Caltech researchers develop drone technology to chase birds from airports

9 August 2018 (Last Updated August 10th, 2018 10:25)

A team of engineers at the California Institute of Technology in the US has developed a new control algorithm that programmes a drone to chase birds away from the airspace of an airport to avoid collisions.

A team of engineers at the California Institute of Technology (Caltech) in the US has developed a new control algorithm that programmes a drone to chase birds away from the airspace of an airport to avoid collisions.

The algorithm can reduce economic losses, with the FAA estimating that bird strikes at airports caused $639m of economic loss from 1990 to 2012.

Caltech said that the project was inspired by the 2009 ‘Miracle on the Hudson’ when US Airways Flight 1549 struck a flock of geese shortly after takeoff, which forced the aircraft to land in the Hudson River off Manhattan.

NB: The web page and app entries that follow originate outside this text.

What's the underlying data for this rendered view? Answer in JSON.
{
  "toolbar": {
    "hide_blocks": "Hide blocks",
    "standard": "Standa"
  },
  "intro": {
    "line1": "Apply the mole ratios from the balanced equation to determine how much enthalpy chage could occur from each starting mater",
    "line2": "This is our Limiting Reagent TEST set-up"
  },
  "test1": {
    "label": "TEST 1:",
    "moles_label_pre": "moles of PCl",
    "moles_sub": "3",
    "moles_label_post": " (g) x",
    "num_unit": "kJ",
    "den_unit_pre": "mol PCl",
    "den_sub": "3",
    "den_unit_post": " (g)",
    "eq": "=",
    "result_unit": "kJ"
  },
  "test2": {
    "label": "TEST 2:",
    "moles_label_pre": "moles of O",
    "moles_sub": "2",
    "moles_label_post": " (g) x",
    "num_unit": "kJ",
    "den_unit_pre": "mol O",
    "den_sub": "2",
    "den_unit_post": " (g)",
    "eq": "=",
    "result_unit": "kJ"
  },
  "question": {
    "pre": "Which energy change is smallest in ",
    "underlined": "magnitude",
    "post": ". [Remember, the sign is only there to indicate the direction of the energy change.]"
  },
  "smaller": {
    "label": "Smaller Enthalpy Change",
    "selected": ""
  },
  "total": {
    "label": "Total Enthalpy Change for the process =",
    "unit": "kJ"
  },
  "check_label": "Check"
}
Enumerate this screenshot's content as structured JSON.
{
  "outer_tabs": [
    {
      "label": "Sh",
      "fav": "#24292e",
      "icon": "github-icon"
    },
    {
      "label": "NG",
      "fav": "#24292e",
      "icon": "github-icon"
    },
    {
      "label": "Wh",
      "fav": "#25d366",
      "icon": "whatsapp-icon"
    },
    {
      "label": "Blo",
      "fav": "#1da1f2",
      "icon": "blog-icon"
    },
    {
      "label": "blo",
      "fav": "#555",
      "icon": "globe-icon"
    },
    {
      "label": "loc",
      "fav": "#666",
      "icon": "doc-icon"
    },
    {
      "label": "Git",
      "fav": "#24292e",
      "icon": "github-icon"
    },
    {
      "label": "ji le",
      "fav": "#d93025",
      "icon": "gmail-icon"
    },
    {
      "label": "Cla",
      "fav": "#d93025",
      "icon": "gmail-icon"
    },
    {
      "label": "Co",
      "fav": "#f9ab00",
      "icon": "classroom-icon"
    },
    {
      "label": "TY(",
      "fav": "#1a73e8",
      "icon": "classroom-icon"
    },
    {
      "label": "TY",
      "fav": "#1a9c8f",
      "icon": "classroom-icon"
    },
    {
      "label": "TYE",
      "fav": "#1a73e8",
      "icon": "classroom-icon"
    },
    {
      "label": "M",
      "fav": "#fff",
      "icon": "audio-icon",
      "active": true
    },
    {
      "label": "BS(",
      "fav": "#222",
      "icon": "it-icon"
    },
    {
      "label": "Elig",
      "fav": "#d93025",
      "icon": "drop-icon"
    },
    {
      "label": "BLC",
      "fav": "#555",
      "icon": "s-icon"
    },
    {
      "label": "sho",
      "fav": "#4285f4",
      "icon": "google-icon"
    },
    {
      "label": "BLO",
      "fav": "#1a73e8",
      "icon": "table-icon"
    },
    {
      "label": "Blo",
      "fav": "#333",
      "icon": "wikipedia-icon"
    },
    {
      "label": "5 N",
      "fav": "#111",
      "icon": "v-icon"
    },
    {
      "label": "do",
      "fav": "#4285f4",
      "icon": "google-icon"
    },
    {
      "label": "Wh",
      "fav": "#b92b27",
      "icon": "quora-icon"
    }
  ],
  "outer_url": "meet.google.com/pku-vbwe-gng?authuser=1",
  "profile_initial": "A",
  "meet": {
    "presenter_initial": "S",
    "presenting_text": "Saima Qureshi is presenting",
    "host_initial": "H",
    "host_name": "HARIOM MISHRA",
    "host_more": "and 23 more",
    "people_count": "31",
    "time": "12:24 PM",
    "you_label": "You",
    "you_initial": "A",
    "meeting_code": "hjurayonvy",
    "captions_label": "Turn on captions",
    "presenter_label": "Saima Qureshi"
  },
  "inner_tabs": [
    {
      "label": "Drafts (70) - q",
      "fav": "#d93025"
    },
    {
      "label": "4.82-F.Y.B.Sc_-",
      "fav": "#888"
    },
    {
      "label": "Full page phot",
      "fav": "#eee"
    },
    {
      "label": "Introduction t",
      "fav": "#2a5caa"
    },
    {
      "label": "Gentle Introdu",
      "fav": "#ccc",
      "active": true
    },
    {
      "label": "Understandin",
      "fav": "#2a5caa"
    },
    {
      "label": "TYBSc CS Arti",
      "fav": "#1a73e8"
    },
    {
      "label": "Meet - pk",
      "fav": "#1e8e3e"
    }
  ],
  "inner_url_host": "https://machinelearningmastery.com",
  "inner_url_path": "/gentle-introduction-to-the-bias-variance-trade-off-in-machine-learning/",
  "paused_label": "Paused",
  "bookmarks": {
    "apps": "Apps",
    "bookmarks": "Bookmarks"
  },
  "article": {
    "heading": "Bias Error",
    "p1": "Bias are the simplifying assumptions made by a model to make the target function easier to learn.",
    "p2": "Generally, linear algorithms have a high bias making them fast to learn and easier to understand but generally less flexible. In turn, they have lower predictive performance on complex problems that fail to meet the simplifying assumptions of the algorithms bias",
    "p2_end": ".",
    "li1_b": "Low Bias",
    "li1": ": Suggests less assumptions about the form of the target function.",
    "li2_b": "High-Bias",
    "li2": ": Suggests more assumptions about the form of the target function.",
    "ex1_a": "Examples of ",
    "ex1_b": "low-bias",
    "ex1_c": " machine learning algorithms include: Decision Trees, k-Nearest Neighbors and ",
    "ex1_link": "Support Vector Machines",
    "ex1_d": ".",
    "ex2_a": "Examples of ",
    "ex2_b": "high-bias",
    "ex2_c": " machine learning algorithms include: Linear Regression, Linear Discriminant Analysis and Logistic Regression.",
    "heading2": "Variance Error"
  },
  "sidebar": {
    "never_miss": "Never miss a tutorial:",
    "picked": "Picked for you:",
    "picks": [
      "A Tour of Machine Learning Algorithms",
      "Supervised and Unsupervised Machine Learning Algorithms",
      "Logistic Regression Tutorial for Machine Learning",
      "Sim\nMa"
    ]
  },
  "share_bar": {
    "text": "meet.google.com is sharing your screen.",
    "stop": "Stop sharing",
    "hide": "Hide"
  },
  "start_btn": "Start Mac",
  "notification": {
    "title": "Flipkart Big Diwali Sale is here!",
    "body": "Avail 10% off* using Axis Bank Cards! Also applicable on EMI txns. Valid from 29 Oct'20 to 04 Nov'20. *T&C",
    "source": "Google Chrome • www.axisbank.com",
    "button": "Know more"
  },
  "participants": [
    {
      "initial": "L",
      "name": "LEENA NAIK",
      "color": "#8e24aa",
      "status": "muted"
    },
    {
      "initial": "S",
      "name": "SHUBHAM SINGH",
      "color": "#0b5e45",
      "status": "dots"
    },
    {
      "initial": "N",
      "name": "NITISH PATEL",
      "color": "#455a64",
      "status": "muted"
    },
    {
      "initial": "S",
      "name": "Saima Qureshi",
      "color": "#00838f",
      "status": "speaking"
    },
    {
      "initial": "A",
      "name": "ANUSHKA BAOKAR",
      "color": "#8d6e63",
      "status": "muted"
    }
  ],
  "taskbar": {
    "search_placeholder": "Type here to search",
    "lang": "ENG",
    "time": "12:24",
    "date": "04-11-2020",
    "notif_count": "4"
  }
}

Caltech’s drone herding project principal investigator Soon-Jo Chung said: “The passengers on Flight 1549 were only saved because the pilots were so skilled. It made me think that next time might not have such a happy ending.

“If it’s too far away, it won’t move the flock. And if it gets too close, you risk scattering the flock and making it completely uncontrollable.”

“When herding birds away from airspace, you have to be very careful in how you position your drone. If it’s too far away, it won’t move the flock. And if it gets too close, you risk scattering the flock and making it completely uncontrollable. That’s difficult to do with a piloted drone.”

Driving away birds depends on the ability to manage a flock as a single, contained entity, keeping it together while shifting its direction of travel. Each bird in a flock reacts to changes in the behaviour of the birds closest to it.

The drone will position itself in such a way that it encourages birds along the edge of a flock to make course changes that then affect the birds nearest to them.

The positioning has to be accurate. If the external threat gets too aggressive and rushes at the flock, the birds will panic and act individually, not collectively.

To teach the drone to herd autonomously, Chung and his colleagues studied and developed a mathematical model of flocking dynamics to describe how flocks build and maintain formations.

The team trailed the algorithm on a flock of birds near a field in Korea and found that a single drone is able to drive away a flock of dozens of birds out of a designated airspace.